Activity:
The records appear below. Copy each one exactly.

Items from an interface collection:
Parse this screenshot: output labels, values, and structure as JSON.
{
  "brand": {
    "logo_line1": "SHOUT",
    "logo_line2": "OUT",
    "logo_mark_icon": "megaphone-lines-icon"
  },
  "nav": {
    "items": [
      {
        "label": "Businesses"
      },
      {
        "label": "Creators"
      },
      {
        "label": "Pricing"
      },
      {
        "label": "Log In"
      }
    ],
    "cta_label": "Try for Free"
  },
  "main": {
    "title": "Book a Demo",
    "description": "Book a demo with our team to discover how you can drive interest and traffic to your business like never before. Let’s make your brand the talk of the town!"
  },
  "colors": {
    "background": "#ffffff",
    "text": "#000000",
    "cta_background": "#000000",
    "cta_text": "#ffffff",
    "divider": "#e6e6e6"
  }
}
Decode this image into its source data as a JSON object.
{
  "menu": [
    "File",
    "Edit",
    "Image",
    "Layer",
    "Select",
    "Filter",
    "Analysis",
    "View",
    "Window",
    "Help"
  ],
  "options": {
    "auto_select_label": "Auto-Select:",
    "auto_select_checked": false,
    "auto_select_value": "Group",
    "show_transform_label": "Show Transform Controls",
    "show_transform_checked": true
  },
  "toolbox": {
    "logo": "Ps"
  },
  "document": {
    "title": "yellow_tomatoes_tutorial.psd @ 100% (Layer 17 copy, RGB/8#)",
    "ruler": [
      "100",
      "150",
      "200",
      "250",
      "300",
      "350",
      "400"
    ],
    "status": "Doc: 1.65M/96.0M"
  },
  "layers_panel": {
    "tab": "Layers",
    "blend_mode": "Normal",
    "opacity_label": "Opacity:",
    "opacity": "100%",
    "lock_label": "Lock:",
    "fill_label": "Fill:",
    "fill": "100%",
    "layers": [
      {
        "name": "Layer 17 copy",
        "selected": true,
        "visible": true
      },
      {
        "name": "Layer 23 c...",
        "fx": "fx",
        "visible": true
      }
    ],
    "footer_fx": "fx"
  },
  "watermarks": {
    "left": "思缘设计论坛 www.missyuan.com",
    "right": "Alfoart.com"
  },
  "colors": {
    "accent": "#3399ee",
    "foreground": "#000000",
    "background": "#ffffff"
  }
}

Output of the exercise:
Parse this screenshot: output labels, values, and structure as JSON.
{
  "brand": {
    "logo_line1": "SHOUT",
    "logo_line2": "OUT",
    "logo_mark_icon": "megaphone-lines-icon"
  },
  "nav": {
    "items": [
      {
        "label": "Businesses"
      },
      {
        "label": "Creators"
      },
      {
        "label": "Pricing"
      },
      {
        "label": "Log In"
      }
    ],
    "cta_label": "Try for Free"
  },
  "main": {
    "title": "Book a Demo",
    "description": "Book a demo with our team to discover how you can drive interest and traffic to your business like never before. Let’s make your brand the talk of the town!"
  },
  "colors": {
    "background": "#ffffff",
    "text": "#000000",
    "cta_background": "#000000",
    "cta_text": "#ffffff",
    "divider": "#e6e6e6"
  }
}
Decode this image into its source data as a JSON object.
{
  "menu": [
    "File",
    "Edit",
    "Image",
    "Layer",
    "Select",
    "Filter",
    "Analysis",
    "View",
    "Window",
    "Help"
  ],
  "options": {
    "auto_select_label": "Auto-Select:",
    "auto_select_checked": false,
    "auto_select_value": "Group",
    "show_transform_label": "Show Transform Controls",
    "show_transform_checked": true
  },
  "toolbox": {
    "logo": "Ps"
  },
  "document": {
    "title": "yellow_tomatoes_tutorial.psd @ 100% (Layer 17 copy, RGB/8#)",
    "ruler": [
      "100",
      "150",
      "200",
      "250",
      "300",
      "350",
      "400"
    ],
    "status": "Doc: 1.65M/96.0M"
  },
  "layers_panel": {
    "tab": "Layers",
    "blend_mode": "Normal",
    "opacity_label": "Opacity:",
    "opacity": "100%",
    "lock_label": "Lock:",
    "fill_label": "Fill:",
    "fill": "100%",
    "layers": [
      {
        "name": "Layer 17 copy",
        "selected": true,
        "visible": true
      },
      {
        "name": "Layer 23 c...",
        "fx": "fx",
        "visible": true
      }
    ],
    "footer_fx": "fx"
  },
  "watermarks": {
    "left": "思缘设计论坛 www.missyuan.com",
    "right": "Alfoart.com"
  },
  "colors": {
    "accent": "#3399ee",
    "foreground": "#000000",
    "background": "#ffffff"
  }
}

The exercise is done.